Liked The dimensions of hybrid equity (

It’s time to pay attention to who has access to remote-work flexibility, how that flexibility affects advancement opportunities, and how we are building relationships between on-site and hybrid teams. The most successful organizations—the ones that will deliver great customer experiences, and attract and retain great talent—will be those that develop strategies, tools and rituals that connect on-site and hybrid employees, and build a common experience of hybrid inclusion.

Because bringing people back to the workplace can only go so far if we fail to think about those who have been there all along.

Bookmarked The 4 Questions to Ask before You Unplug (

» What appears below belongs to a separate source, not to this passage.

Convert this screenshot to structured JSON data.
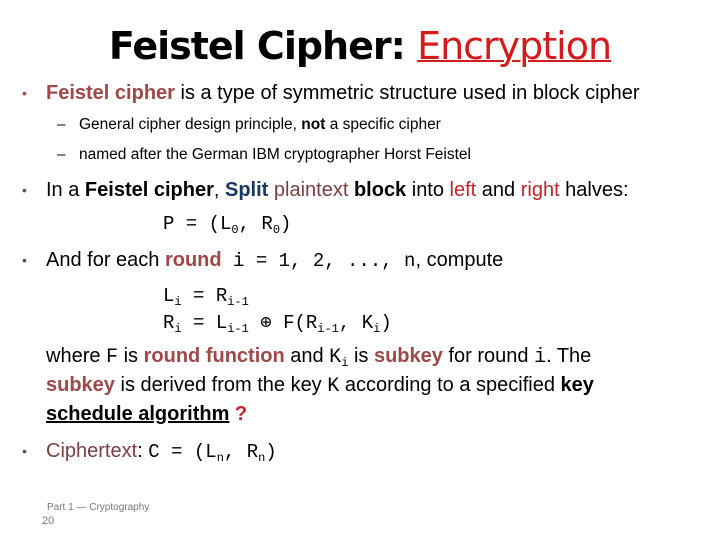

If you’re concerned about the internet’s effects on the world and on yourself, unplugging might not be the answer.

Alexandra Samuel looks at the research into unplugging. She frames this around four questions:

  1. What’s the problem we’re trying to address by unplugging?
  2. What else would we (or our kids) do with this time?
  3. What do we give up when we unplug?
  4. How does unplugging help prepare us for our daily lives in a digital world?

Maybe a part of the solution is not ‘unplugging’, but being more digitally mindful? Amber Case has listed some interesting strategies associated with this topic.

Listened The value of rituals in a digital world from Radio National

Are rituals still needed in a world mediated through digital devices?

Alexandra Samuel made the argument that ‘digital rituals’ are associated with the notions of reflection and community.

I think there’s two pieces. I think there’s the reflection and formulation of intention, what do I want from this experience, what does it mean. You know, a lot of rituals will include some element of solitary reflection as part of that process, and I think that is hugely valuable when it comes to thinking about our digital lives. But then the other piece is really almost the mirror image of that. Yes, there’s a piece of ritual that is about solitary reflection, but then there’s another piece that’s really about community recognition and understanding that you are now taking your place in a community or changing your relationship to the community or the community is now offering you a different form of participation or membership, and that notion, that when you join a community or when you change your relationship to the community, that you need to have some kind of mutual negotiation of what that means, that I think is a big part of what’s missing and it really has to do with giving us a chance to say, you know, hey, your Facebook login or your Instagram account or your new blog are not just about you, you are taking a place in a larger community that has a stake in how you use of this access.

This made me wonder if approaching the web following the #IndieWeb principles is somehow ritualistic. Rather than merely commenting or sharing, I now make the effort post content on my own site and syndicate from there.

My only question is whether this is the way it is simply because the technology is yet to develop and as it currently is, the #IndieWeb involves a little bit more effort and investment? Or will the community nature of it sustain the reflective nature?

Also posted on IndieNews